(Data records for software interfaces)
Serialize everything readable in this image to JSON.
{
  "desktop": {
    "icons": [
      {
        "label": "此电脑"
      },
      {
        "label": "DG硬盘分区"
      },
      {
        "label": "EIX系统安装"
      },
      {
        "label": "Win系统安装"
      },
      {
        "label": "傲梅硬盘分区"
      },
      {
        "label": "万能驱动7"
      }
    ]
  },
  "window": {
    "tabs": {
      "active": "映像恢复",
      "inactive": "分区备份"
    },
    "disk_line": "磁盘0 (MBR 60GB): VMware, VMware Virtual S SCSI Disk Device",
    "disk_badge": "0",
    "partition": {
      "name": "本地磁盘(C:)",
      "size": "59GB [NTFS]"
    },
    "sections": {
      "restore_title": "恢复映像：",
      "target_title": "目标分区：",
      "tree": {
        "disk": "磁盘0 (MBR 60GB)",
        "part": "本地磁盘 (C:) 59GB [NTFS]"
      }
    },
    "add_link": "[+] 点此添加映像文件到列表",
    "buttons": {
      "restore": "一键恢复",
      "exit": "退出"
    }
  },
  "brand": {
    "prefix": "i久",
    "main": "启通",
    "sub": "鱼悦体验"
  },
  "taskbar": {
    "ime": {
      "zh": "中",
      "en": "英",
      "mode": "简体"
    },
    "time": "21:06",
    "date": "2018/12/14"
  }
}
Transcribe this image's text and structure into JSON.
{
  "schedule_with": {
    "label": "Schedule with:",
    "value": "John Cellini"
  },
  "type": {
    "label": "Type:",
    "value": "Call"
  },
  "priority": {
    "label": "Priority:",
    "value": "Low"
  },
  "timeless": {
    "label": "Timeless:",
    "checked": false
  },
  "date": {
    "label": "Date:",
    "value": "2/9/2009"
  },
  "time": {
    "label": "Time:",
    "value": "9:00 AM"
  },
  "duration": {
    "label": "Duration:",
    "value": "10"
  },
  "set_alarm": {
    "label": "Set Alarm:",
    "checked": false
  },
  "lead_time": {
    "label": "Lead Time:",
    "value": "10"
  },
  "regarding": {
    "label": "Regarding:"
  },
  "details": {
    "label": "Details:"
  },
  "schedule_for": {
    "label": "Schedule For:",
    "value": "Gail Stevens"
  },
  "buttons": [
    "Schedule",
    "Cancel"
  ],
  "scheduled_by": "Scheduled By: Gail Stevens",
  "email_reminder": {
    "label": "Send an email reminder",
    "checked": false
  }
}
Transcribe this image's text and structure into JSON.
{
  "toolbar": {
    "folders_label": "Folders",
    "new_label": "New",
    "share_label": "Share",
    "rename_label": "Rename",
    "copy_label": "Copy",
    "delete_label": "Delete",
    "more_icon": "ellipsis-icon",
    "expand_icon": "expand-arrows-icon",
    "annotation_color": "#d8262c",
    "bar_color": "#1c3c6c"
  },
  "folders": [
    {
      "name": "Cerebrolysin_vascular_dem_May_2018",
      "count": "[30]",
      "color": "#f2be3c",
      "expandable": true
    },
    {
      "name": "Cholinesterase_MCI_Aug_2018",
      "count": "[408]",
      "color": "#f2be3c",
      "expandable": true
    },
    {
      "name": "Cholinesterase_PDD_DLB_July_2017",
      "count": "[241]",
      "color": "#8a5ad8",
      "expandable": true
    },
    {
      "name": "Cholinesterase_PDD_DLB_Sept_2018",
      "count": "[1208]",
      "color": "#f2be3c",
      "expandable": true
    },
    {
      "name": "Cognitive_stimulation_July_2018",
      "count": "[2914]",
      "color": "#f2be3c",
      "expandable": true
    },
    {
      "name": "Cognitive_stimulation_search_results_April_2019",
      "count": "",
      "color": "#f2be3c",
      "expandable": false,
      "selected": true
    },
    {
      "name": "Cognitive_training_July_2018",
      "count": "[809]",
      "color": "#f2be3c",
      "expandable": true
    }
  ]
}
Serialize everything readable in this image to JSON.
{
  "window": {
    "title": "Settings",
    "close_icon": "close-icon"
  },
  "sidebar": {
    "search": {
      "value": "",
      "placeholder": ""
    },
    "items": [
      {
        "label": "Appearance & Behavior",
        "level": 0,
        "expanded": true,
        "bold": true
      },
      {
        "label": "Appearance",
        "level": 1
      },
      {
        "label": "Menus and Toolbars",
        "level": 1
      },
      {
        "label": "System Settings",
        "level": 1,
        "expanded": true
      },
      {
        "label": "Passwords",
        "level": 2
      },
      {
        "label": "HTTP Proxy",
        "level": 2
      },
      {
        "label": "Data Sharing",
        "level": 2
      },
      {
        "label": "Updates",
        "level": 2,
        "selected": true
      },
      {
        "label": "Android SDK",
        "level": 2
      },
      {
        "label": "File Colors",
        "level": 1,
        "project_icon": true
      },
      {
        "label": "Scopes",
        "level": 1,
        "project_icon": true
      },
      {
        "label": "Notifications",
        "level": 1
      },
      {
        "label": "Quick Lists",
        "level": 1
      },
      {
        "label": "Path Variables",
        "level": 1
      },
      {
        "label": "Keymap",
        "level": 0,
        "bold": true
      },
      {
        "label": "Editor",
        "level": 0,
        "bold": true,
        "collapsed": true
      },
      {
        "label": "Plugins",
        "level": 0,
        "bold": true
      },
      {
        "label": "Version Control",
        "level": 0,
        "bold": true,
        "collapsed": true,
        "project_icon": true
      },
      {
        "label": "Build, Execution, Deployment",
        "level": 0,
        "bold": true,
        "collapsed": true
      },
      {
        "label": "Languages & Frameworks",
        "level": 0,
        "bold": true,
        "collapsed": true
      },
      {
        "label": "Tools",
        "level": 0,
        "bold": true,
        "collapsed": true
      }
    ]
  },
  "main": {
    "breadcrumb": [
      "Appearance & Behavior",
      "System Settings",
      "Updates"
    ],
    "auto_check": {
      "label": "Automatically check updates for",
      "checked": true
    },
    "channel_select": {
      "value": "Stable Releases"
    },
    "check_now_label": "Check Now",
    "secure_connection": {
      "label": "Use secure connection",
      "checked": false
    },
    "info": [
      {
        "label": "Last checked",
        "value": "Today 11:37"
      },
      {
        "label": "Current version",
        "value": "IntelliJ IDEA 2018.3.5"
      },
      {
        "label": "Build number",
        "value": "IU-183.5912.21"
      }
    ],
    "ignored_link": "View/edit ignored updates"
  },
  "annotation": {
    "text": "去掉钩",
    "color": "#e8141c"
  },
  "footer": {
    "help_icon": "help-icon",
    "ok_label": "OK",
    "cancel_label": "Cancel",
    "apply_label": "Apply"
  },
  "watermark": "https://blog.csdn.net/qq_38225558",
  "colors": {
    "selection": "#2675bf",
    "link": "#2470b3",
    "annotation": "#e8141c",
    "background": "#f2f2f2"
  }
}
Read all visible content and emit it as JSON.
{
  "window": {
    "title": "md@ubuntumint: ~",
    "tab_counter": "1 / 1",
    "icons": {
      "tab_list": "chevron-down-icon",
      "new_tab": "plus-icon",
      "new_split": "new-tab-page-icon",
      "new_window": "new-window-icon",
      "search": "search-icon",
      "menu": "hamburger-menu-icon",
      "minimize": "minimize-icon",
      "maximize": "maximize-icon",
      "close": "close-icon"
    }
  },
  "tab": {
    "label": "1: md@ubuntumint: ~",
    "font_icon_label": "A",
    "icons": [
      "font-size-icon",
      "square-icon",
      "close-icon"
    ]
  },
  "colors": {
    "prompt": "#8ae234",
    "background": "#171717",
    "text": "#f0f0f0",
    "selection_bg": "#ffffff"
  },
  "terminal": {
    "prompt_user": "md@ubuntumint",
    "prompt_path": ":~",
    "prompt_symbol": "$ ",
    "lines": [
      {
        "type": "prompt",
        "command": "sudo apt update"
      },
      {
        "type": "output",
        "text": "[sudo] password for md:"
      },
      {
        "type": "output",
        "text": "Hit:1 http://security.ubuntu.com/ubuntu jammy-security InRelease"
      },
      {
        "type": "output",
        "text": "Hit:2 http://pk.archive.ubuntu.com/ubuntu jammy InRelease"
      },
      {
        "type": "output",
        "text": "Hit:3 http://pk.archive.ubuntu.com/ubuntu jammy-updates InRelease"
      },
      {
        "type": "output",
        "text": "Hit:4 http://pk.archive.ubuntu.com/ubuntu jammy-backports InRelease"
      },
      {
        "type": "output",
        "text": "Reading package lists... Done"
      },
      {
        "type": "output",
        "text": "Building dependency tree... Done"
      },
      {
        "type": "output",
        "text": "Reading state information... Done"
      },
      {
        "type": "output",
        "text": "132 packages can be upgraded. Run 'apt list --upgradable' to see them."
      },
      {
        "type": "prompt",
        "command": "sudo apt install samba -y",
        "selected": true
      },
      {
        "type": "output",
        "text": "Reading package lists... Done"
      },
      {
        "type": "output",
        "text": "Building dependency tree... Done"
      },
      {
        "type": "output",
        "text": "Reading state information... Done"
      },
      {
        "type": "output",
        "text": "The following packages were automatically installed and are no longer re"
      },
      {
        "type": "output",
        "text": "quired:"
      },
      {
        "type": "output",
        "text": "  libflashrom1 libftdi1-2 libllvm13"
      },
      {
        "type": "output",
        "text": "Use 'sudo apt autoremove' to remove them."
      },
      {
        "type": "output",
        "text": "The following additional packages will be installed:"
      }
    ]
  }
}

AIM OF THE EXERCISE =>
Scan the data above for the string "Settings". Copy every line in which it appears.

YOUR SOLUTION =>
    "title": "Settings",
        "label": "System Settings",
      "System Settings",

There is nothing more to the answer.